WEYDEN, Rogier van der
(b. 1400, Tournai, d. 1464, Bruxelles)
Mary Altarpiece (Miraflores Altarpiece)c. 1440
Oil on oak panel, 71 x 43 cm (each)
Staatliche Museen, Berlin
The work consists of three separate panels of the same size arranged side by side, rigid and not in folding form. The original frame must have been constructed in a similar way to the present one, although probably not gold but the colour of the painted architectural arches, so that the real frame seemed like a continuation of the painted architectural framework, thus heightening the illusion, and creating (especially in the upper sections of the altarpiece) a perfect link between the painted archivolts and tracery spandrels and the real frame between them. Such combinations of real and painted framework structures, designed to increase the illusion, had already occurred in several works by Jan van Eyck.
In the Miraflores Altarpiece the painted architectural frames represent portals, and with their sculptural construction and tripartite form they are reminiscent of the portals of Gothic church architecture. Convincingly designed as they are in detail, they are not a realistic reproduction of any actual place, but are settings for scenes representing important elements in the relationship between the Virgin Mary and Christ rather than historical events.
On the left, the Virgin Mary is praying to the son on her lap; the central panel is a Pietà in which, Christ's body on her lap, she mourns His death and suffering; to the right, the risen Christ appears to her in order to end her grief. The reliefs in the archivolts, showing other events from the lives of the Virgin Mary and Christ, accompany and comment on these scenes. They provide much more extensive narrative than the main scenes, showing their context in chronological order, running counter-clockwise and beginning at the apex of each archivolt.
Colour contributes a great deal to the complex programmatic content of the altarpiece. In contemporary painting of the time, and therefore in the work of Rogier, the colours of garments often convey meaning, but seldom so cogently as in the Miraflores Altarpiece.
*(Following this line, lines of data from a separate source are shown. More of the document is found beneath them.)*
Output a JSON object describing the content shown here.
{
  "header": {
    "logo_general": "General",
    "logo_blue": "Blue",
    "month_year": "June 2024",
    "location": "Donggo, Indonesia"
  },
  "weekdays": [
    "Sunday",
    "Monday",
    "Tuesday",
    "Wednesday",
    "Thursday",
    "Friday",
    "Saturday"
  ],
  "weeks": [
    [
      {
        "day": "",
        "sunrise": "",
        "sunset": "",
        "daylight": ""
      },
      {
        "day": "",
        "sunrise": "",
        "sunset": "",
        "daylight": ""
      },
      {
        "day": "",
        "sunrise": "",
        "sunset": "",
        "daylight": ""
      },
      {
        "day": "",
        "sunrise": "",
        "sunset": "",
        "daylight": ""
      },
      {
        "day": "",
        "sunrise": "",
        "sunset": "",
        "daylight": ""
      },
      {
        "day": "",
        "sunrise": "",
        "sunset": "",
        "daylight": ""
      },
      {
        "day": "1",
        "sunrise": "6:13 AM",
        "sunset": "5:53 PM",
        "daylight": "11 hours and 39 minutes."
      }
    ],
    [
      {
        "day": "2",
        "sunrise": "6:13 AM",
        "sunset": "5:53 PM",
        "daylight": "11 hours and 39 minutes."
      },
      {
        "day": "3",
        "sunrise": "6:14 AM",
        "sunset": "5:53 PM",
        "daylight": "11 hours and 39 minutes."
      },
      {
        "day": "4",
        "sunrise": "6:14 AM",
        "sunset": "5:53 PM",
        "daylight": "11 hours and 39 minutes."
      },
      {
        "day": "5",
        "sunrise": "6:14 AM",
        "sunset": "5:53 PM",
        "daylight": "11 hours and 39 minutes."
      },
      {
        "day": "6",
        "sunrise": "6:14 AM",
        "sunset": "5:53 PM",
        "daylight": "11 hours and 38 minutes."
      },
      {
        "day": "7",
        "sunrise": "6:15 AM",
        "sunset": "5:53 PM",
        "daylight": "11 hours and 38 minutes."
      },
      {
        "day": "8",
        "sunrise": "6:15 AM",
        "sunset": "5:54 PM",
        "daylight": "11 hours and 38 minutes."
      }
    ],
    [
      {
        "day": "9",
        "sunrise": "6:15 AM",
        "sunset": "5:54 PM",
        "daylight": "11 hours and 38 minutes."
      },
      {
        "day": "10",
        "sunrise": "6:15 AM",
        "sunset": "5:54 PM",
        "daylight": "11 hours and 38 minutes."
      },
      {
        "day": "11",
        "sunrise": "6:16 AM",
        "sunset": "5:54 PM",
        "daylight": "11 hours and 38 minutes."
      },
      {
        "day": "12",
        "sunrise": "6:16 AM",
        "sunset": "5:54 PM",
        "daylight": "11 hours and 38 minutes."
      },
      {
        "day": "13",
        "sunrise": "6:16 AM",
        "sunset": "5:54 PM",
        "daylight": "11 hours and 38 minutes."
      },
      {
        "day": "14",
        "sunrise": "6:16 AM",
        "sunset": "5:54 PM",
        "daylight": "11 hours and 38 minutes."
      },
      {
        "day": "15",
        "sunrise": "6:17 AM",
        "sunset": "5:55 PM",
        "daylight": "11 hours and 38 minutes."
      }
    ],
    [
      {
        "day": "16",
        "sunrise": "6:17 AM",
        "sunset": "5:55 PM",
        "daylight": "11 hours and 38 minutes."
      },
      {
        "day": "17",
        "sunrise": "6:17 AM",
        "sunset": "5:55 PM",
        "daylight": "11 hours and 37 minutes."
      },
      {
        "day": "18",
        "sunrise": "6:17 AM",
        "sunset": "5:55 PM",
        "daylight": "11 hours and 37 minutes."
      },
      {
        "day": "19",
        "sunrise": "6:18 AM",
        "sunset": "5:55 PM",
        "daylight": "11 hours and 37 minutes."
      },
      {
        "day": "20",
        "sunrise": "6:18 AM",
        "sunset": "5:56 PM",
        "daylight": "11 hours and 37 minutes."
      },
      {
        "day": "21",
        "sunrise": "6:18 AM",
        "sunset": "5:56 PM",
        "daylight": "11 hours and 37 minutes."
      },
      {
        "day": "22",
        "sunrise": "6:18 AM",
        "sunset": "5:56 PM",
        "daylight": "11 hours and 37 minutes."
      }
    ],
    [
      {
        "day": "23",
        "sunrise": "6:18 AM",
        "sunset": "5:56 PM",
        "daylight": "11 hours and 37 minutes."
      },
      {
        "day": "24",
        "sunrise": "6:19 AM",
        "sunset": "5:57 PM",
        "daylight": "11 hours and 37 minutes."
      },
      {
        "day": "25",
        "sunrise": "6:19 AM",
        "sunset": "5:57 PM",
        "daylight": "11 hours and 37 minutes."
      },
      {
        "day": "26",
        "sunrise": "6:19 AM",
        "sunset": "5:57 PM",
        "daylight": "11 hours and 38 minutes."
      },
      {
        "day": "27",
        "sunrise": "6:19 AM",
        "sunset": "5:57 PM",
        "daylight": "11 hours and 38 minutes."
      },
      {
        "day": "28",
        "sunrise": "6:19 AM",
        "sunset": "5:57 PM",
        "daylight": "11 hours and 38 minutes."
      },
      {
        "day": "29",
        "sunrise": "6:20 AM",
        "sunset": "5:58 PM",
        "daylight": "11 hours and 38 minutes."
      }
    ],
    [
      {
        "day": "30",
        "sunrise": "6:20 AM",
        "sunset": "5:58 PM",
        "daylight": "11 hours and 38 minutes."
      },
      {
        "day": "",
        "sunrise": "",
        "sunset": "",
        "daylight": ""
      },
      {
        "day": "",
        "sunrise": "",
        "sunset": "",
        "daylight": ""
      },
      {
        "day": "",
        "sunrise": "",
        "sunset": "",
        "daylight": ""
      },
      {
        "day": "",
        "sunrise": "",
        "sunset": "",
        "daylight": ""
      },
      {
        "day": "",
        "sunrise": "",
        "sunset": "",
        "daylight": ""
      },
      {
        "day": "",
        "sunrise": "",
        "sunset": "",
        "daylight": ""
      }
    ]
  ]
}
The colour of Mary's clothing, which differs from one panel to the next, is not only aesthetically effective and diversified, but also makes a fundamental symbolic statement: white is for the purity of the Virgin, red for her pain, blue for her faith - virtues for which the angels hovering above, as the text on their scrolls indicate, are bringing her crowns.
The figures in the Miraflores Altarpiece are slightly more delicate and less powerful than those of the Deposition (Prado, Madrid), an impression reinforced even by comparison of the spandrels in the tracery. This difference may be to do with the much smaller size of the Mary altarpiece, but it corresponds to a general tendency in Rogier's development. Its change in figure style is accompanied by a change in the depiction of faces, which have become slightly more abstract and less lifelike. It seems probable, then, that the Miraflores Altarpiece was painted later than the Deposition. Art historians long assumed that it had been painted before the Werl Altarpiece by the Master of Flémalle, dated 1438, because the gesture of the right hand of John the Baptist in the left-hand wing of that work (Prado, Madrid) was assumed to derive from the depiction of the risen Christ in the Miraflores altarpiece. However, the underdrawing clearly shows that the position of the hands was much altered in both figures during work on the paintings. Consequently, the artists must have been drawing on a common stock of workshop models to come up with their eventual solutions, and no chronological conclusions can be drawn. It seems most probable that King Juan commissioned the Mary altarpiece especially for his foundation of Miraflores, which would suggest that it was painted in the early 1440s.